0 Flares Twitter 0 Facebook 0 Google+ 0 StumbleUpon 0 Pin It Share 0 Buffer 0 Email -- Filament.io 0 Flares ×

Opened in 1996, the Thames Path follows the length of the River Thames from Kemble to the Thames Barrier at Charlton. It runs 184 miles, which follows the greatest river in England, with both rural and urban paths.

Thames River Path photo
Photo by mattbuck4950

The river used to be a very important trading route in England but its prominence declined in the late 20th century due to the creation of railways and many major roads. The onset of the industrial revolution made the River Thames useful, only for leisure boat rides, transportation to near locations, and an idyllic location spot for parks and lazy afternoon picnics and sightseeing.

Today, leisure boats are the only ones that travel through this long river, as compared to the large boats that ran through it more than a hundred years ago. The path is based on the tow paths where horses pulled boats that contained trading goods. In 1996, 16 miles of trail was added to the riverside path and three new bridges, adding length to the route.

The sign at the end of the Thames Path by the ...
The sign at the end of the Thames Path by the Thames Barrier (Photo credit: Wikipedia)

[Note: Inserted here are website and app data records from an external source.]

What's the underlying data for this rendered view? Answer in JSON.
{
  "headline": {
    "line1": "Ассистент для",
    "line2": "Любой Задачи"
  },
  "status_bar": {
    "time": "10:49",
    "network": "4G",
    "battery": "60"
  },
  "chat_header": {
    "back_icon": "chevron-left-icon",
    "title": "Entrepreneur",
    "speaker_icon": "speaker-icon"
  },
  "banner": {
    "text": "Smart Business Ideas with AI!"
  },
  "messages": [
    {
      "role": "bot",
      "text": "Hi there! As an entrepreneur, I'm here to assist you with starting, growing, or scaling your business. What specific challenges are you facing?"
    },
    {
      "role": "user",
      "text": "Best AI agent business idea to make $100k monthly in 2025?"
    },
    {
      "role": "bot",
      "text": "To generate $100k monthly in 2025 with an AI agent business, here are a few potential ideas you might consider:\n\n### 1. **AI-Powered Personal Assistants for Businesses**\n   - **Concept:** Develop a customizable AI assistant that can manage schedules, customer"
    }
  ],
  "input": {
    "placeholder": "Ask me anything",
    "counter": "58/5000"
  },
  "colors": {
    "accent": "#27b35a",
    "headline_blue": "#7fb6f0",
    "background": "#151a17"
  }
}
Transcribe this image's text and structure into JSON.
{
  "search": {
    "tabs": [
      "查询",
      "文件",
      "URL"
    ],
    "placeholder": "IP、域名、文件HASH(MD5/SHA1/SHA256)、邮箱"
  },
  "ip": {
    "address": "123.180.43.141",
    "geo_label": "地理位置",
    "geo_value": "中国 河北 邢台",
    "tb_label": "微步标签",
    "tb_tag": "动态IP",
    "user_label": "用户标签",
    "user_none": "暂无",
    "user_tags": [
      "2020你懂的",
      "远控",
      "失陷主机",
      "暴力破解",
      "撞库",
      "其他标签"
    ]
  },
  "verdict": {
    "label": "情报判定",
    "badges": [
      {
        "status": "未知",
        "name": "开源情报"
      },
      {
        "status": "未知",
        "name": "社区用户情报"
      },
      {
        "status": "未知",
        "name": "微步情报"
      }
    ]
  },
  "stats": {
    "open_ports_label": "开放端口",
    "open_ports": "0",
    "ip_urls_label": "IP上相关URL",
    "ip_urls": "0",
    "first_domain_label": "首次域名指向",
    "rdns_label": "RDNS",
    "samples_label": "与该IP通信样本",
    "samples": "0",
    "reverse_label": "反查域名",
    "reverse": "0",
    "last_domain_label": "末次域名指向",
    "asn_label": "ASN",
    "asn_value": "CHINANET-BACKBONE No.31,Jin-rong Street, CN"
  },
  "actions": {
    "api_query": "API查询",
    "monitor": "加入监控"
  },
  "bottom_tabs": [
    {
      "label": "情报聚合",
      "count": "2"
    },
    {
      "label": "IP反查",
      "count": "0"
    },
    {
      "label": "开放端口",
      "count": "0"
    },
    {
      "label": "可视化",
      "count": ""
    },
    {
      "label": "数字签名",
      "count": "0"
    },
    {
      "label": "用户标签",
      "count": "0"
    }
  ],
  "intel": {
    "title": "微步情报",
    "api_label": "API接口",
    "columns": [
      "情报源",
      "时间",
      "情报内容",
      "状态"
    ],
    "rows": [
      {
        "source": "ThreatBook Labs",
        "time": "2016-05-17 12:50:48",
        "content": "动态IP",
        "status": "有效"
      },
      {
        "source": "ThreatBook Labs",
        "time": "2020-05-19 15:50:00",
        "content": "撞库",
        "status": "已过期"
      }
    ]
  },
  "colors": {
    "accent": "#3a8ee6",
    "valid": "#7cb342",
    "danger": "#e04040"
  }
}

The Thames Path is relatively easy to walk, with marked and easy to follow footpaths. It also passes through London, Greenwich and Oxford. Public transports abound, making it the most accessible and the most urban trail in England. The path is characterized by its closeness to the river, its spectacular views of both urban and rural sites, and the many historic sites to see along the way. If you walk the entire path, it can take you 3 weeks to complete, and even years if you walked the path in weekend sections. You can avail of luggage services where your things are delivered to the various accommodations that dot along the way. Hostels, bed and breakfasts, pubs, and many facilities are accessible so you don’t need to worry about food, drinks, and your general supply. The paths are relatively flat and visible so there’s not much difficulty in following the route. You also don’t have to travel very far to start or restart the hike since the path can be found in the centers of urban cities.

Beginner hikers both young and old can definitely take this route. Hike the trail by yourself, or with friends and family. It is an inexpensive way of visiting London and the nearby towns and cities, while also giving you a healthy exercise and an experience of being one with nature in the countryside.

Thames Path Ground
Thames Path Ground (Photo credit: Randomly London)

A suggested itinerary is to start from the Thames Barrier then off to a 4.5 mile walk to Greenwich. Once there, take a breather and visit the National Maritime Museum and the Royal Observatory for a historical day trip. From Greenwich, you then head to London, ending at the London Eye at the South Bank. Pass through the Tower Bridge, City Hall, and central London. Across the river is Island Gardens, walk from this location to the Embankment for a sight of its many skyscrapers. Once you get out of London, venture into the idyllic and scenic views of England’s charming towns and villages of Brentford, Syon Park, Teddington, Richmond, Hampton Court and many others. The final part of the trail is in the town of Crickdale, which is the source of the Thames River, where you get to relax and feel accomplished watching its lakes and enjoying the finish line at this lovely town.

Leslie write on the Camino Adventures about walking and hiking in Europe, mostly the long distance trails of the Camino de Santiago.

Enhanced by Zemanta
https://i2.wp.com/www.elitetravelblog.com/wp-content/uploads/2017/06/33485757872_e326f7e7cf_Thames-River-Path.jpg?fit=500%2C328https://i2.wp.com/www.elitetravelblog.com/wp-content/uploads/2017/06/33485757872_e326f7e7cf_Thames-River-Path.jpg?resize=150%2C150TCEuropeEngland,Greenwich,london,london eyeOpened in 1996, the Thames Path follows the length of the River Thames from Kemble to the Thames Barrier at Charlton. It runs 184 miles, which follows the greatest river in England, with both rural and urban paths. The river used to be a very important trading route in England...A travel blog featuring interviews and guest posts about destinations around the world. Why not have your say and write for us?

Comments

comments